The National Alliance on Mental Health (NAMI) outlines how stress affects your entire body. Some common signs:
- Trouble sleeping
- Jaw pain
- Changes in appetite
- Frequent mood swings
- Difficulty concentrating
- Feeling overwhelmed
We can get stuck in a cycle of stressing about different things in our lives. Some common stressors are:
- Job – toxic work environment, manager, co-workers
- Health problems or issues
- View of the world
- Experience with inequalities
- Past trauma
What is Stress Management?
Stress is a normal occurrence in life. We all experience stress each and every day. Learning ways to manage adversity and challenges can help you lead a more fulfilling life mind, body and spirit connection.

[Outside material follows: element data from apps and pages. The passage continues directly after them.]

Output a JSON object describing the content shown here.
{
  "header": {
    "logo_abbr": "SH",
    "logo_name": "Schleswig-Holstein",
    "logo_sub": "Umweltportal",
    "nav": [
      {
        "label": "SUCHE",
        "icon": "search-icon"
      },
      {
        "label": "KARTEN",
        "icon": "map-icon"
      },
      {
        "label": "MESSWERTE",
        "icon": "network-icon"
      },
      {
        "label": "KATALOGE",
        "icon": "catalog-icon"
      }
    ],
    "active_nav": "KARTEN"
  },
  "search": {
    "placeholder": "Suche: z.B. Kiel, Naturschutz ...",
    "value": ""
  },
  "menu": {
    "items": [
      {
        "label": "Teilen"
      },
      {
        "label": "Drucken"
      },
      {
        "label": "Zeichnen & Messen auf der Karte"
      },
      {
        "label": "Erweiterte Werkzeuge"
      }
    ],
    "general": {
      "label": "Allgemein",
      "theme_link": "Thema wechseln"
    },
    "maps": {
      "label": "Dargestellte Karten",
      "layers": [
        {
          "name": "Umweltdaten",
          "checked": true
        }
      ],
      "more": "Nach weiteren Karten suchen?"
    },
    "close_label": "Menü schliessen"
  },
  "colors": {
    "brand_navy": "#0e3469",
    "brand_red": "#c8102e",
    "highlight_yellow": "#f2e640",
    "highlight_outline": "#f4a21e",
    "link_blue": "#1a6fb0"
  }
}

Stress management includes practicing strategies to reduce stress. Not every strategy will work for you so it’s important to try different ways to reduce stress and find what works for you to reduce the stress. These strategies become part of your overall mental and physical health toolbox.
Why is Stress Management Important?
Long-term stress can impact your mental and physical health severely. Depression, obesity, high blood pressure and other chronic diseases can result from prolonged stress. Stress can have a hold on your life and impact your overall growth.
Breaking the cycle of stress with one small activity at a time can have a positive impact on your well-being over the long-term. It can also help you build your resilience and adaptability muscles so when stressful events occur, you’re better equipped to navigate the difficulties in a healthy way.
The key is to find the combination of stress reducers that work for you. We have many tools and options to choose from to help us manage stress. Some are easy, quick and available to you right now.
20 Unique Ways to Manage Stress
- Change your clothes and loosen things up
- Grab an ice cube and hold it for 5-10 seconds
- Journal prompt: Write 3 things you are grateful for and why
- Light a scented candle and watch the flame for a few minutes
- Move your body – practice yoga, stretch, jump up and down, run in place
- Be still and meditate to refocus to the present (Youtube has guided mediation videos)
- Enjoy some sunlight for 10 minutes
- Disconnect from social media, your phone and all devices
- Organize your room or tidy your work area
- Listen to music or get creative with painting or coloring
- Walk on grass with bare feet
- Get a manicure, pedicure or massage
- Drink a glass of cold water
- Find a new recipe to try
- Close your eyes, inhale and then exhale deeply for 5-10 times
- Get up and walk away from your current location, especially away from the screens
- Journal prompt: Write what you’re feeling right now
- Work with some PlayDough or Silly Putty
- Grab a pillow and yell or scream into it
- Enjoy a hot bath or shower
When to Seek Help for Your Stress Management
It’s important to recognize the signs of stress within your body and mind. Talking it out with someone else can reduce your stress and help you feel more grounded. Below are ways you can seek support.
- Talk with a friend, family member or mentor
- Reach out to a counselor or therapist
- Use your Employee Assistance Program (EAP) from work, if available
- Call or Text for Support
- Substance Abuse and Mental Health Services Administration (SAMHSA) Helpline 1-800-662-4357
- National Alliance on Mental Illness (NAMI) Helpline 1-800-950-6264
- National Suicide Prevention Lifeline 1-800-273-8255
- Crisis Counselor Text Line: Text HOME to 741741
- Suicide Prevention Helpline: Text 988
You’re not alone. Help is available to you. The key is to find ways to manage the stress that work for you. We’re all in this together and we can lift one another out of the stress cycle.
Do you have unique ways that you manage your stress? We’d love to hear about them. Share them below!